Making a difference: Impact Report 2019

Medical research charities are committed to funding research that positively impacts people living with health conditions or diseases. For many charities, this is only made possible through public donations and so charities must let the public know how their money is being spent and what impact it is having.

The pathway to impact is rarely linear. Instead, it often involves many different funders and research teams over a long period of time. This cumulative nature of impact makes it challenging to track in an effective way.

AMRC is helping a number of our members use an online tool called Researchfish that allows them to collect data on the outcomes of their research funding over time. Collecting data in this consistent way allows us to pool data together from many different charities and perform an in-depth cross-sector analysis of the outcomes of the research funded by our members.

This report follows on from our initial 2017 impact report, incorporating two more years of data and new stories of how charity-funded research has impacted patients and society. The report is structured around the five areas of impact shown below.

For a PDF version of this report please contact our Communications Officer, Leo.

If you have any questions please contact our Research, Data and Impact Manager, Jocelyn.
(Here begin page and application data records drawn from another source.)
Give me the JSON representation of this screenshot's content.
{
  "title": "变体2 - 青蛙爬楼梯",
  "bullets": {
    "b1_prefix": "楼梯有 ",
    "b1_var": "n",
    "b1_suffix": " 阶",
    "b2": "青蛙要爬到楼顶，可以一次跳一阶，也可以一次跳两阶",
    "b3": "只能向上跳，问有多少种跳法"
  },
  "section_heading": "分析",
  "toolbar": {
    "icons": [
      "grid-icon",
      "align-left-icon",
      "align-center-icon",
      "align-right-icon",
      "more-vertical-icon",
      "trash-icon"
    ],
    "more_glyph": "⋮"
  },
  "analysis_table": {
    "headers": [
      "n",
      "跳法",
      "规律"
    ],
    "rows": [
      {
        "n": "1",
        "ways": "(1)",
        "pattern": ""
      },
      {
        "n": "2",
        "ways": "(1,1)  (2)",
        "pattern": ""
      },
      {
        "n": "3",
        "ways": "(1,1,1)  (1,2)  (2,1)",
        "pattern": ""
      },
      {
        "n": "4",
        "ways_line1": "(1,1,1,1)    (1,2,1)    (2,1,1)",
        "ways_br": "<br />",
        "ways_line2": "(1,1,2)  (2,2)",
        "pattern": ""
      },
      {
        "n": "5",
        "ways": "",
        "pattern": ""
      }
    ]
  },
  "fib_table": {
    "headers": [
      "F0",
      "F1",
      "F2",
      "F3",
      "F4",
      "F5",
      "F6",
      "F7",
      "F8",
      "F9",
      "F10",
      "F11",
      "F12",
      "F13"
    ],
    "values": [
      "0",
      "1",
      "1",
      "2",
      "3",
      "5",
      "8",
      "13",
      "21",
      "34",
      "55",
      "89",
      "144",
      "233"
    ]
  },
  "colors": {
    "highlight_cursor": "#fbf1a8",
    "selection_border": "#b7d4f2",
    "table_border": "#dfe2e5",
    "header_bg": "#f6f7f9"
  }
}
With thanks to the Medical Research Council, Researchfish, and participating charities.


Medical research can be grouped into three broad categories, based on what is being examined. The majority of awards were assigned Health Research Classification System (HRCS) codes based on their title and abstract, which allows for stratification by research activity and health area. This coding was done either manually by individual charities or using an algorithm through Uber Research that “autocodes” the awards. It is important to note that the distribution of awards for each research activity reflects the charities using Researchfish and does not necessarily represent the distribution for all AMRC charities.

Of the awards assessed in this report:

  • Half were for cause research – focusing on examining aetiology or underpinning research
  • 40% were for cure research – focusing on detecting, screening and diagnosing, developing and evaluating treatments
  • 9% for care research – focusing on prevention, management of disease or health and social care research

It would be expected that different aspects of research would lead to different impacts, so as well as examining the outputs of charity-funded research across the 5 areas of impact, it is also interesting to see if there were any patterns that linked the kind of research being funded with the kinds of impact that were reported.

You can download a detailed breakdown of outcomes by cause/cure/care research activity here.

The average number of outputs varied across the different output types, so to compare, we need to look at the trend for each output. We have used two graphs to show this – one for outputs where the average was above 1.0, and one for where it was below 1.0.

Cause research activities led to the highest average number of the following outputs, which are evidence of building the knowledge base and advancing careers:

  • Publications
  • Awards and recognitions
  • Tools and methods
  • Next destination and skills

Cure research activities led to the highest average number of the following outputs, which are evidence of translation of research to products and the stimulation of more research:

  • Further funding
  • Partnerships
  • Medical products
  • Protected and licensed intellectual properties
  • Technical products
  • Spin outs

Care research activities led to the highest average number:

  • Engagement activities
  • Policy influences